Personal life[edit]

During the early 1950s, a psychiatrist advised her to stay married but stop writing; soon after her marriage to Mark Linenthal broke up. She then spent several years as a single mother working as a secretary. Her domestic partner from 1965-1987 was interior designer Robert McNie. She enjoyed close friendships with authors Max Steele, Ella Leffland, and Diane Johnson, and editors Frances Kiernan, William Abrahams, and Victoria Wilson. She spent the majority of her adult life in San Francisco.

Death[edit]

Adams died in her sleep at her home in San Francisco, California, in 1999 at the age of 72. Previously that week, she had been treated for heart problems. She is survived by her son, artist Peter Linenthal. [1]

Works[edit]

  • Careless Love (1966)
  • Families and Survivors (1975)
  • Listening to Billie (1978)
  • Beautiful Girl (short story collection) (1979)
  • Rich Rewards (1980)
  • To See You Again (short story collection) (1982)
  • Molly's Dog (1983)
  • Superior Women (1984)
  • Return Trips (short story collection) (1985)
  • Roses, Rhododendron: Two Flowers, Two Friends (1987)
  • Second Chances (1988)
  • After You've Gone (short story collection) (1989)
  • Mexico: Some Travels and Some Travelers There, introduction by Jan Morris (1990)
  • Caroline's Daughters (1991)
  • Almost Perfect (1993)
  • A Southern Exposure (1995)
  • Medicine Men (1997)
  • The Last Lovely City (short story collection) (1999)
  • After the War (2000) (posthumous)
  • The Stories of Alice Adams (2002) (posthumous)

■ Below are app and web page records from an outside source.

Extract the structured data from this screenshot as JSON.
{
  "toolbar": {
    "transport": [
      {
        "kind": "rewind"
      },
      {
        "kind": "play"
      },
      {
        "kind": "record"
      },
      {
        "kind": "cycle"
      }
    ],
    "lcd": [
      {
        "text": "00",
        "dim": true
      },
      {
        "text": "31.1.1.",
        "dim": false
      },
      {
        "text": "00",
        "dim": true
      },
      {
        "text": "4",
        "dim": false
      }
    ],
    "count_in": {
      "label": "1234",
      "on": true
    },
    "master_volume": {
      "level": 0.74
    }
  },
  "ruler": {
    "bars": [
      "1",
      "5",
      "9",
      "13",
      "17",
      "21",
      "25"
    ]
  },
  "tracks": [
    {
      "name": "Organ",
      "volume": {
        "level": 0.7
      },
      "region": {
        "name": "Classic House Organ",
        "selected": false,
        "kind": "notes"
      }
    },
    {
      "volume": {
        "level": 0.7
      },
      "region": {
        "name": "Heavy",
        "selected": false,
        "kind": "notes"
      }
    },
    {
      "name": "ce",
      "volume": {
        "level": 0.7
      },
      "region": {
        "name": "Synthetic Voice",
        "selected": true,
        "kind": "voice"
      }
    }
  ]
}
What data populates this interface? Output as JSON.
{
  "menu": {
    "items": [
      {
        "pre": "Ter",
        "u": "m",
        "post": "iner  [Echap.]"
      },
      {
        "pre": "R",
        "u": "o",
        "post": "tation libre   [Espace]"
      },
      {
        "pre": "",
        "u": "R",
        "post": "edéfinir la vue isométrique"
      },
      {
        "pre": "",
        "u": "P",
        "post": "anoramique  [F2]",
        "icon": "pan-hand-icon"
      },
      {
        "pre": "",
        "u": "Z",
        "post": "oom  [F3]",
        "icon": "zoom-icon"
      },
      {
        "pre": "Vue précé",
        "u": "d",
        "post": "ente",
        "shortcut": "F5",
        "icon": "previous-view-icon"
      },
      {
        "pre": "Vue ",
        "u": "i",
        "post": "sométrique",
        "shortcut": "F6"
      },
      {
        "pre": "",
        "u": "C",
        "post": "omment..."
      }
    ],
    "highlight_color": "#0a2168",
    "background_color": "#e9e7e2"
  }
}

References[edit]

  1. ^ a b c Woo, Elaine (May 29, 1999). "Alice Adams; Novelist, Short-Story Writer (obituary)". Lo s Angeles Times. Retrieved May 21, 2010. 
  2. ^ a b c Applebome, Peter. "Alice Adams, 72, Writer of Deft Novels". New York Times. New York Times. Retrieved 11 March 2015. 
  3. ^ The Lesson unpublished typescript, Alice Adams Papers, Humanities Research Center, University of Texas.
  4. ^ a b Applebome, Peter. "Alice Adams, Writer of Deft Novels". New York Times. New York Times. Retrieved 11 March 2015. 
  5. ^ Dictionary of Literary Biography Vol 234. Detroit: Gale Group, 2001.
  6. ^ Herman, Barbara A. (2006). Flora, Joseph M.; Vogel, Amber; Giemza, Bryan A., eds. Alice Adams (1926–1999). Louisiana State University Press. p. 1. Retrieved June 21, 2011. 
  7. ^ Lamott, Anne. Bird by Bird: Instructions on Writing and Life. Anchor: NY, 1995. p.62.